  2. Study consistently. Experts have found that consistent study helps with your retention of the material and ensures that you will be able to recall it at the testing center.  Inconsistent study habits, procrastination, or sporadic studying will hinder rather than help.  Look at the material each day even if it is only a few minutes.  Even at the end of a long day on call, look at it for 5 minutes or so.  This will keep it fresh in your mind.
  3. Schedule your test for within 6 months of beginning to study. Experts say that you retain material for 3 weeks to 6 months.
  4. The original access is for 6 months. Our suggestion is to complete the guide in five months and then use the last month to review the weak areas and complete the practice exams.
  5. Don’t panic and don’t be afraid and don’t second-guess yourself. This is material you work with every day.  As my physics professor used to say, “Think long, think wrong.”  You can do this!

Please feel free to contact us with any questions or concerns.  We would love to hear your success stories!  Best of luck on your exam!


Welcome to CVIR Education!

CVIR Education began as a result of speaking to many techs wanting to take the VI or CI Registry and searching for a study guide.  I looked online and found a few study guides.  Many were outdated, and those that weren’t outdated used terminology specific to their area or even their facility.  That doesn’t work!

Using the outline found on the ARRT® website, we have written a comprehensive review covering everything mentioned in the outline.  We were so complete, we might have gone into too much detail!  What we didn’t do is ask people to give us specific questions found on the exam.  Besides being dishonest, it serves to decrease the integrity of the exam.  It also lowers the meaning of the VI or CI credential.

We are working with an 85% passing rate(!) currently, and are getting good reviews.  Here are a few:

  • “I PASSED the Board EXAM! I took the exam this morning and I finally PASSED it! I am so incredibly relieved! My position at work was on the line, basically if I didn’t pass, I would lose my position at work. I had so much riding on this.”
  • “…just wanted to let you know, I took my exam today and passed it! Thanks so much for your review course, it was a big help!”
  • “I am certain the CVIR review was a great help in accomplishing this difficult feat. When I was taking the CVIR practice exams on line, I felt all the subjects were thoroughly covered. They were tough, and I never did pass any of the CVIR practice exams. But I would go over the lessons/review tests and learn from them for the next time. The information on your review was most helpful!”
  • “…would not have passed without it.”
  • “There really is no other information out there available to prepare a technologist for the difficult board exam.”

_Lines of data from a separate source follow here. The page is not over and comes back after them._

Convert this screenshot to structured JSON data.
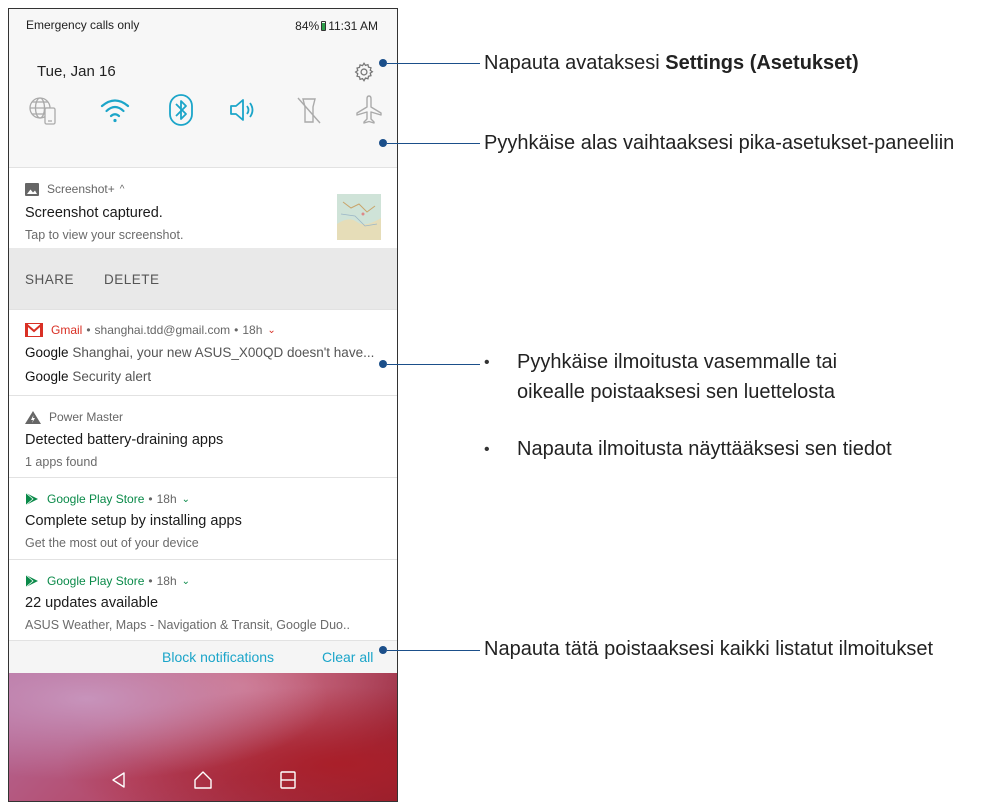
{
  "status_bar": {
    "carrier_text": "Emergency calls only",
    "battery_percent": "84%",
    "time": "11:31 AM"
  },
  "quick_settings": {
    "date": "Tue, Jan 16",
    "icons": [
      "globe-phone-icon",
      "wifi-icon",
      "bluetooth-icon",
      "volume-icon",
      "flashlight-off-icon",
      "airplane-mode-icon"
    ]
  },
  "notifications": {
    "screenshot": {
      "app_name": "Screenshot+",
      "title": "Screenshot captured.",
      "text": "Tap to view your screenshot.",
      "actions": [
        "SHARE",
        "DELETE"
      ]
    },
    "gmail": {
      "app_name": "Gmail",
      "account": "shanghai.tdd@gmail.com",
      "age": "18h",
      "line1_sender": "Google",
      "line1_text": "Shanghai, your new ASUS_X00QD doesn't have...",
      "line2_sender": "Google",
      "line2_text": "Security alert"
    },
    "power_master": {
      "app_name": "Power Master",
      "title": "Detected battery-draining apps",
      "text": "1 apps found"
    },
    "play_store_1": {
      "app_name": "Google Play Store",
      "age": "18h",
      "title": "Complete setup by installing apps",
      "text": "Get the most out of your device"
    },
    "play_store_2": {
      "app_name": "Google Play Store",
      "age": "18h",
      "title": "22 updates available",
      "text": "ASUS Weather, Maps - Navigation & Transit, Google Duo.."
    }
  },
  "footer": {
    "block_label": "Block notifications",
    "clear_label": "Clear all"
  },
  "callouts": {
    "settings_prefix": "Napauta avataksesi ",
    "settings_bold": "Settings (Asetukset)",
    "swipe_down": "Pyyhkäise alas vaihtaaksesi pika-asetukset-paneeliin",
    "bullet_swipe_line1": "Pyyhkäise ilmoitusta vasemmalle tai",
    "bullet_swipe_line2": "oikealle poistaaksesi sen luettelosta",
    "bullet_tap": "Napauta ilmoitusta näyttääksesi sen tiedot",
    "clear_all": "Napauta tätä poistaaksesi kaikki listatut ilmoitukset"
  },
  "colors": {
    "accent_blue": "#1ba5c9",
    "callout_line": "#1b4f8a",
    "gmail_red": "#d93025",
    "play_green": "#0a8a49"
  }
}
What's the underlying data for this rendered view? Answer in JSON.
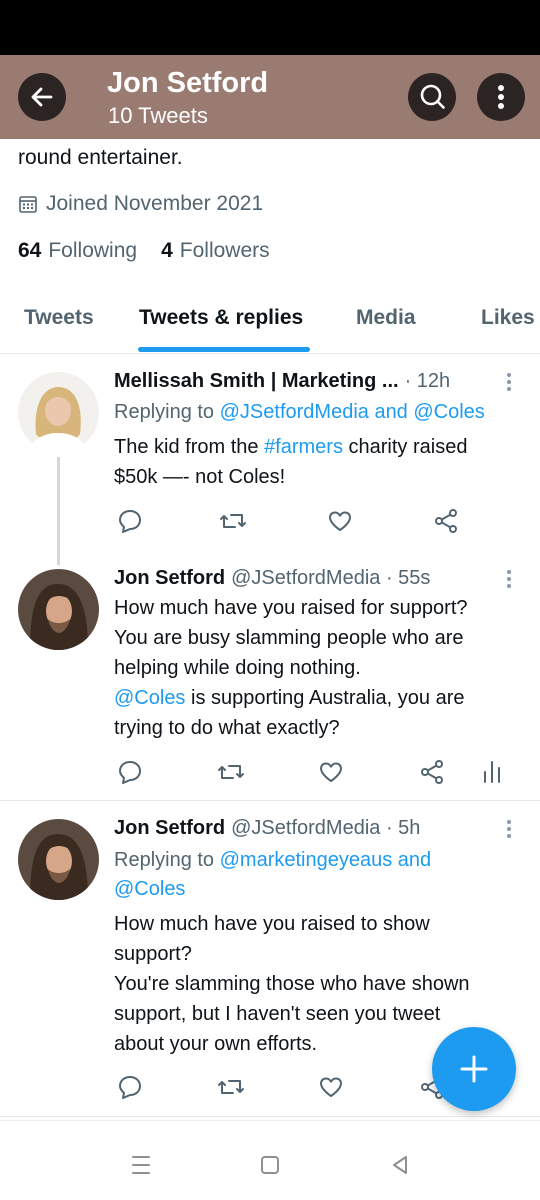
{
  "header": {
    "name": "Jon Setford",
    "tweet_count": "10 Tweets",
    "icons": [
      "back-arrow-icon",
      "search-icon",
      "more-vertical-icon"
    ],
    "color": "#9a7b71"
  },
  "profile": {
    "bio_tail": "round entertainer.",
    "joined": "Joined November 2021",
    "following_count": "64",
    "following_label": "Following",
    "followers_count": "4",
    "followers_label": "Followers"
  },
  "tabs": [
    {
      "label": "Tweets",
      "active": false
    },
    {
      "label": "Tweets & replies",
      "active": true
    },
    {
      "label": "Media",
      "active": false
    },
    {
      "label": "Likes",
      "active": false
    }
  ],
  "accent_color": "#1d9bf0",
  "tweets": [
    {
      "author": "Mellissah Smith | Marketing ...",
      "handle": "",
      "time": "· 12h",
      "replying_prefix": "Replying to ",
      "replying_to": "@JSetfordMedia and @Coles",
      "lines": [
        {
          "a": "The kid from the ",
          "b": "#farmers",
          "c": " charity raised"
        },
        {
          "a": "$50k —- not Coles!"
        }
      ]
    },
    {
      "author": "Jon Setford",
      "handle": "@JSetfordMedia",
      "time": "· 55s",
      "lines": [
        {
          "a": "How much have you raised for support?"
        },
        {
          "a": "You are busy slamming people who are"
        },
        {
          "a": "helping while doing nothing."
        },
        {
          "b": "@Coles",
          "c": " is supporting Australia, you are"
        },
        {
          "a": "trying to do what exactly?"
        }
      ]
    },
    {
      "author": "Jon Setford",
      "handle": "@JSetfordMedia",
      "time": "· 5h",
      "replying_prefix": "Replying to ",
      "replying_to": "@marketingeyeaus and",
      "replying_to_2": "@Coles",
      "lines": [
        {
          "a": "How much have you raised to show"
        },
        {
          "a": "support?"
        },
        {
          "a": "You're slamming those who have shown"
        },
        {
          "a": "support, but I haven't seen you tweet"
        },
        {
          "a": "about your own efforts."
        }
      ]
    }
  ],
  "action_icons": [
    "reply-icon",
    "retweet-icon",
    "like-icon",
    "share-icon",
    "analytics-icon"
  ],
  "fab_icon": "plus-icon",
  "nav_icons": [
    "recents-icon",
    "home-icon",
    "back-icon"
  ]
}
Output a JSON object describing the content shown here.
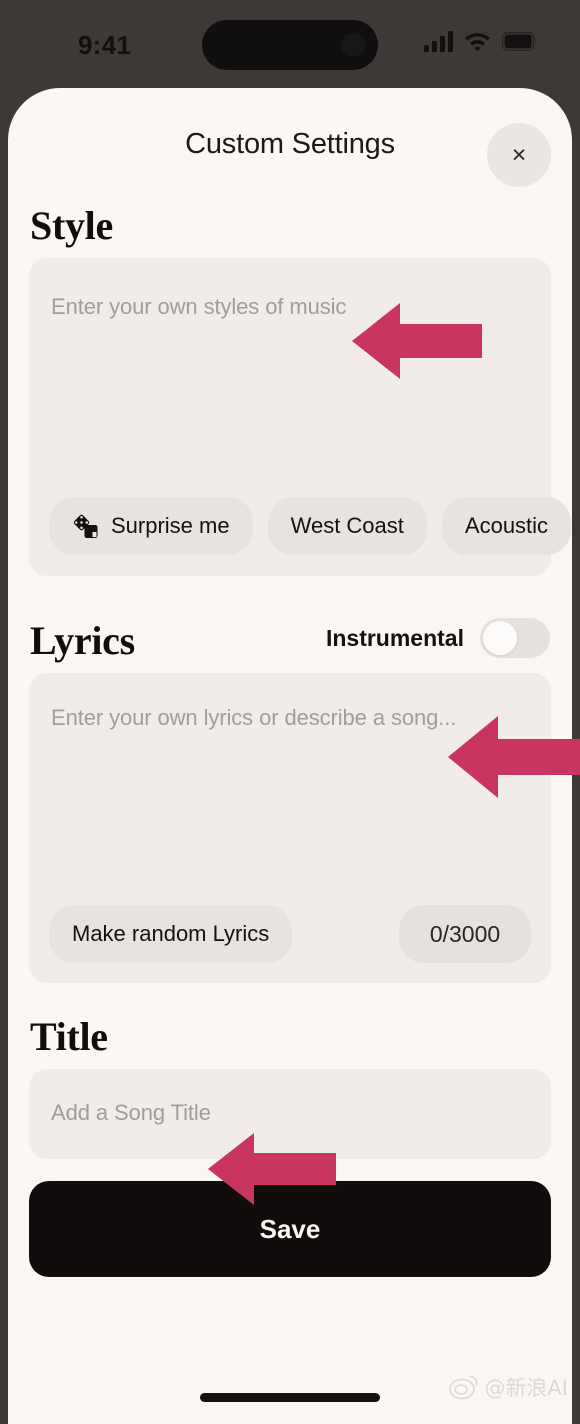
{
  "status_bar": {
    "time": "9:41",
    "icons": [
      "cellular-signal-icon",
      "wifi-icon",
      "battery-icon"
    ]
  },
  "header": {
    "title": "Custom Settings",
    "close_label": "×"
  },
  "style_section": {
    "title": "Style",
    "placeholder": "Enter your own styles of music",
    "chips": [
      {
        "label": "Surprise me",
        "icon": "dice-icon"
      },
      {
        "label": "West Coast",
        "icon": null
      },
      {
        "label": "Acoustic",
        "icon": null
      }
    ]
  },
  "lyrics_section": {
    "title": "Lyrics",
    "toggle_label": "Instrumental",
    "toggle_state": "off",
    "placeholder": "Enter your own lyrics or describe a song...",
    "random_button": "Make random Lyrics",
    "counter": "0/3000"
  },
  "title_section": {
    "title": "Title",
    "placeholder": "Add a Song Title"
  },
  "footer": {
    "save_label": "Save"
  },
  "watermark": {
    "text": "@新浪AI"
  },
  "colors": {
    "bezel": "#3e3836",
    "sheet_background": "#faf7f4",
    "card_background": "#f1ecea",
    "chip_background": "#e9e3e0",
    "accent_arrow": "#c8365f",
    "save_background": "#100d0c",
    "placeholder_text": "#a39c99"
  }
}
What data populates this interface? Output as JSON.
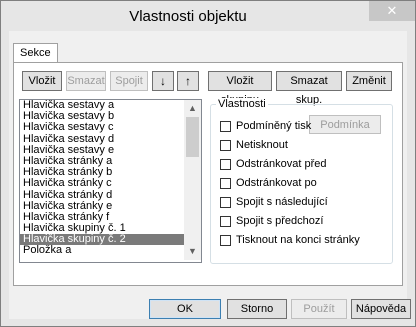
{
  "window": {
    "title": "Vlastnosti objektu",
    "close_glyph": "✕"
  },
  "tabs": [
    {
      "label": "Sekce"
    }
  ],
  "toolbar": {
    "add": "Vložit",
    "delete": "Smazat",
    "join": "Spojit",
    "move_down_glyph": "↓",
    "move_up_glyph": "↑",
    "add_group": "Vložit skupinu",
    "delete_group": "Smazat skup.",
    "change": "Změnit"
  },
  "sections_list": {
    "items": [
      "Hlavička sestavy a",
      "Hlavička sestavy b",
      "Hlavička sestavy c",
      "Hlavička sestavy d",
      "Hlavička sestavy e",
      "Hlavička stránky a",
      "Hlavička stránky b",
      "Hlavička stránky c",
      "Hlavička stránky d",
      "Hlavička stránky e",
      "Hlavička stránky f",
      "Hlavička skupiny č. 1",
      "Hlavička skupiny č. 2",
      "Položka a"
    ],
    "selected_index": 12,
    "scroll_up_glyph": "▲",
    "scroll_down_glyph": "▼"
  },
  "properties": {
    "legend": "Vlastnosti",
    "condition_button": "Podmínka",
    "checkboxes": [
      {
        "label": "Podmíněný tisk",
        "checked": false
      },
      {
        "label": "Netisknout",
        "checked": false
      },
      {
        "label": "Odstránkovat před",
        "checked": false
      },
      {
        "label": "Odstránkovat po",
        "checked": false
      },
      {
        "label": "Spojit s následující",
        "checked": false
      },
      {
        "label": "Spojit s předchozí",
        "checked": false
      },
      {
        "label": "Tisknout na konci stránky",
        "checked": false
      }
    ]
  },
  "footer": {
    "ok": "OK",
    "cancel": "Storno",
    "apply": "Použít",
    "help": "Nápověda"
  }
}
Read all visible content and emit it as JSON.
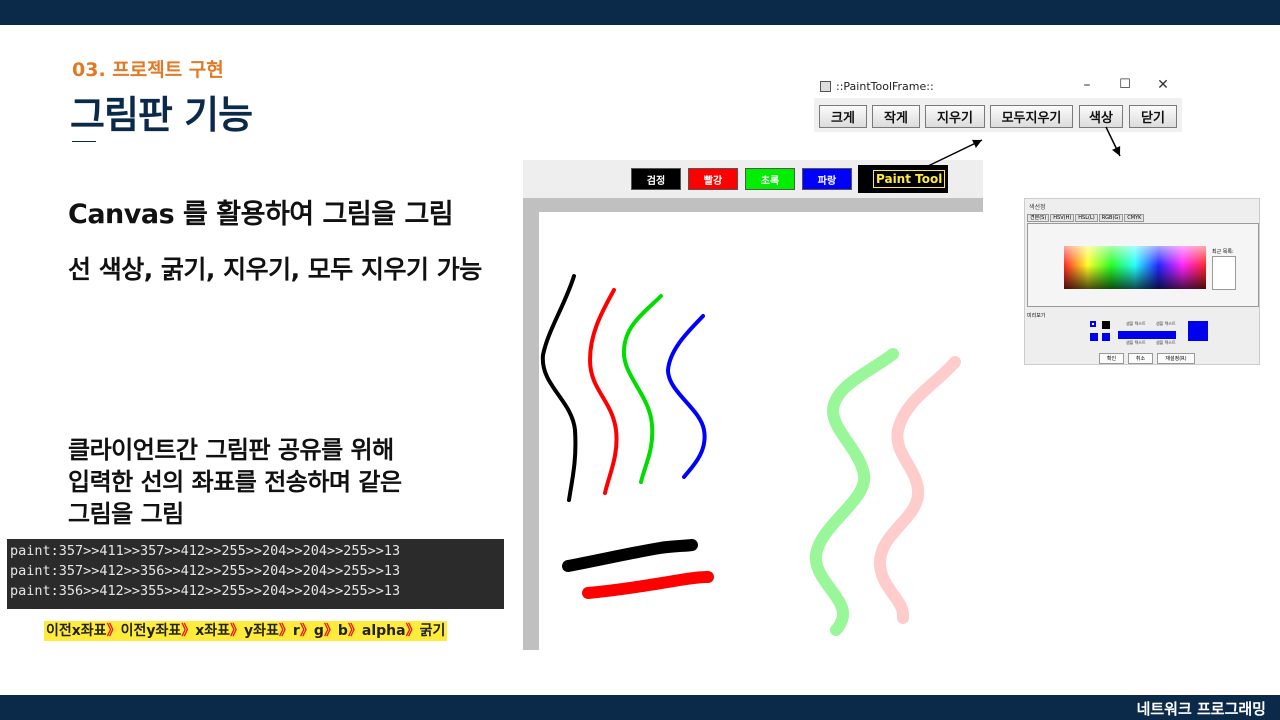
{
  "slide": {
    "section": "03. 프로젝트 구현",
    "title": "그림판 기능",
    "desc_line1": "Canvas 를 활용하여 그림을 그림",
    "desc_line2": "선 색상, 굵기, 지우기, 모두 지우기 가능",
    "desc2_line1": "클라이언트간 그림판 공유를 위해",
    "desc2_line2": "입력한 선의 좌표를 전송하며 같은",
    "desc2_line3": "그림을 그림",
    "footer": "네트워크 프로그래밍"
  },
  "console_lines": [
    "paint:357>>411>>357>>412>>255>>204>>204>>255>>13",
    "paint:357>>412>>356>>412>>255>>204>>204>>255>>13",
    "paint:356>>412>>355>>412>>255>>204>>204>>255>>13"
  ],
  "legend": {
    "parts": [
      "이전x좌표",
      "이전y좌표",
      "x좌표",
      "y좌표",
      "r",
      "g",
      "b",
      "alpha",
      "굵기"
    ],
    "separator": "》"
  },
  "frame": {
    "title": "::PaintToolFrame::",
    "minimize": "–",
    "maximize": "☐",
    "close": "✕",
    "buttons": [
      "크게",
      "작게",
      "지우기",
      "모두지우기",
      "색상",
      "닫기"
    ]
  },
  "panel": {
    "color_buttons": [
      {
        "label": "검정",
        "color": "#000000"
      },
      {
        "label": "빨강",
        "color": "#ff0000"
      },
      {
        "label": "초록",
        "color": "#00ee00"
      },
      {
        "label": "파랑",
        "color": "#0000ff"
      }
    ],
    "paint_label": "Paint Tool"
  },
  "chooser": {
    "title": "색선정",
    "tabs": [
      "견본(S)",
      "HSV(H)",
      "HSL(L)",
      "RGB(G)",
      "CMYK"
    ],
    "recent_label": "최근 목록:",
    "preview_label": "미리보기",
    "sample_text": "샘플 텍스트",
    "buttons": [
      "확인",
      "취소",
      "재설정(R)"
    ]
  },
  "colors": {
    "navy": "#0b2a4a",
    "orange": "#e07a26",
    "highlight": "#ffeb3b"
  }
}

It is our hope here at CVIR Education that everyone who uses our Registry Review can echo the above statements.

But there is more to CVIR Education than just reviews.  We have started creating CEU activities that will be uploaded to the site.  They will be completely online, and open to RT and RCIS.  Our credentialing is obtained through the AVIR® (Association of Vascular and Interventional Radiographers).  We are working with Advanced Health Education Center in Houston to do live review courses.  We’ll post the calendar on this site.  Not to mention that one of our staff is a traveling technologist (Cath, IR and EP!), and may be coming to an area near you.  We’ll post that, and if you’re interested in a live CEU presentation, we can provide that.

This blog will be written primarily by our traveler, and focus on issues in the hospitals and labs around the country.  We hope it will be a resource for you!